Task description → Go through the data and copy each line where the word "text" shows up.

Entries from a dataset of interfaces
=== Section Start ===

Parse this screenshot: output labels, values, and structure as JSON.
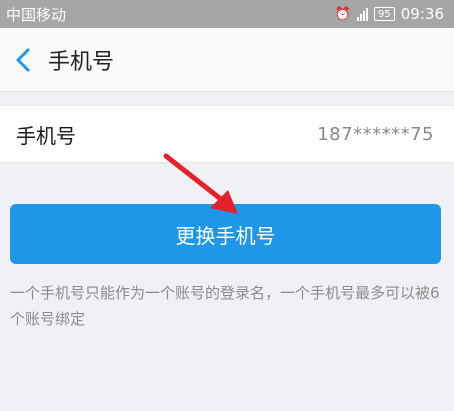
{
  "status_bar": {
    "carrier": "中国移动",
    "battery": "95",
    "time": "09:36"
  },
  "header": {
    "title": "手机号"
  },
  "phone_row": {
    "label": "手机号",
    "value": "187******75"
  },
  "change_button": {
    "label": "更换手机号"
  },
  "hint": {
    "text": "一个手机号只能作为一个账号的登录名，一个手机号最多可以被6个账号绑定"
  },
  "colors": {
    "accent": "#1e97e8",
    "annotation_arrow": "#e5212b"
  }
}
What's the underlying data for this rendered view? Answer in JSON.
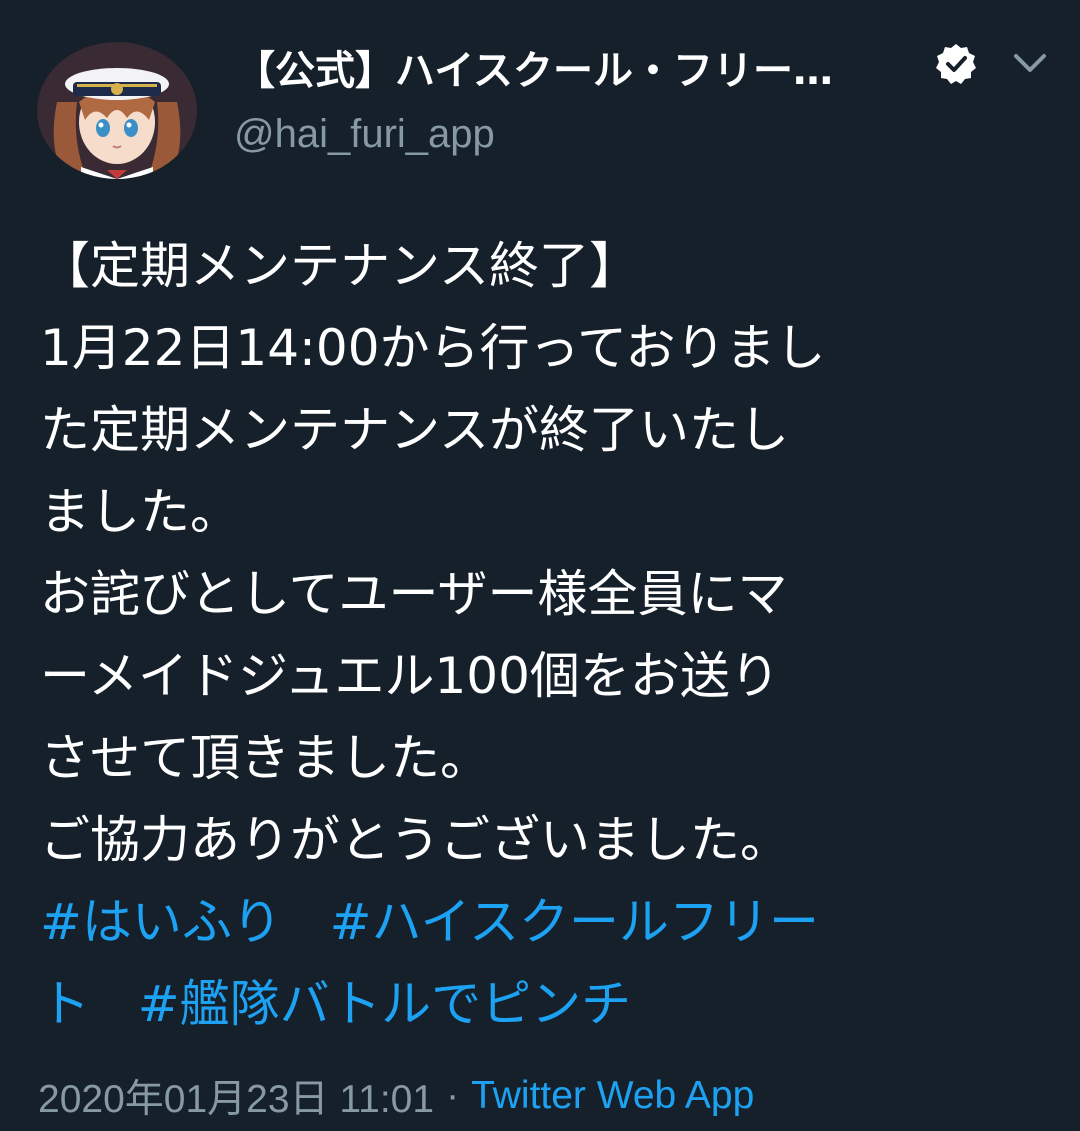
{
  "author": {
    "display_name": "【公式】ハイスクール・フリー…",
    "handle": "@hai_furi_app",
    "avatar_icon": "avatar-anime-captain",
    "verified_icon": "verified-badge-icon",
    "menu_icon": "chevron-down-icon"
  },
  "tweet": {
    "lines": [
      "【定期メンテナンス終了】",
      "1月22日14:00から行っておりまし",
      "た定期メンテナンスが終了いたし",
      "ました。",
      "お詫びとしてユーザー様全員にマ",
      "ーメイドジュエル100個をお送り",
      "させて頂きました。",
      "ご協力ありがとうございました。"
    ],
    "hashtag_lines": [
      [
        "#はいふり",
        "#ハイスクールフリー"
      ],
      [
        "ト",
        "#艦隊バトルでピンチ"
      ]
    ]
  },
  "meta": {
    "timestamp": "2020年01月23日 11:01",
    "separator": "·",
    "source": "Twitter Web App"
  },
  "colors": {
    "background": "#15202b",
    "text": "#ffffff",
    "secondary": "#8899a6",
    "accent": "#1da1f2"
  }
}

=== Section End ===

Answer area →
    "text": "一个手机号只能作为一个账号的登录名，一个手机号最多可以被6个账号绑定"
    "text": "#ffffff",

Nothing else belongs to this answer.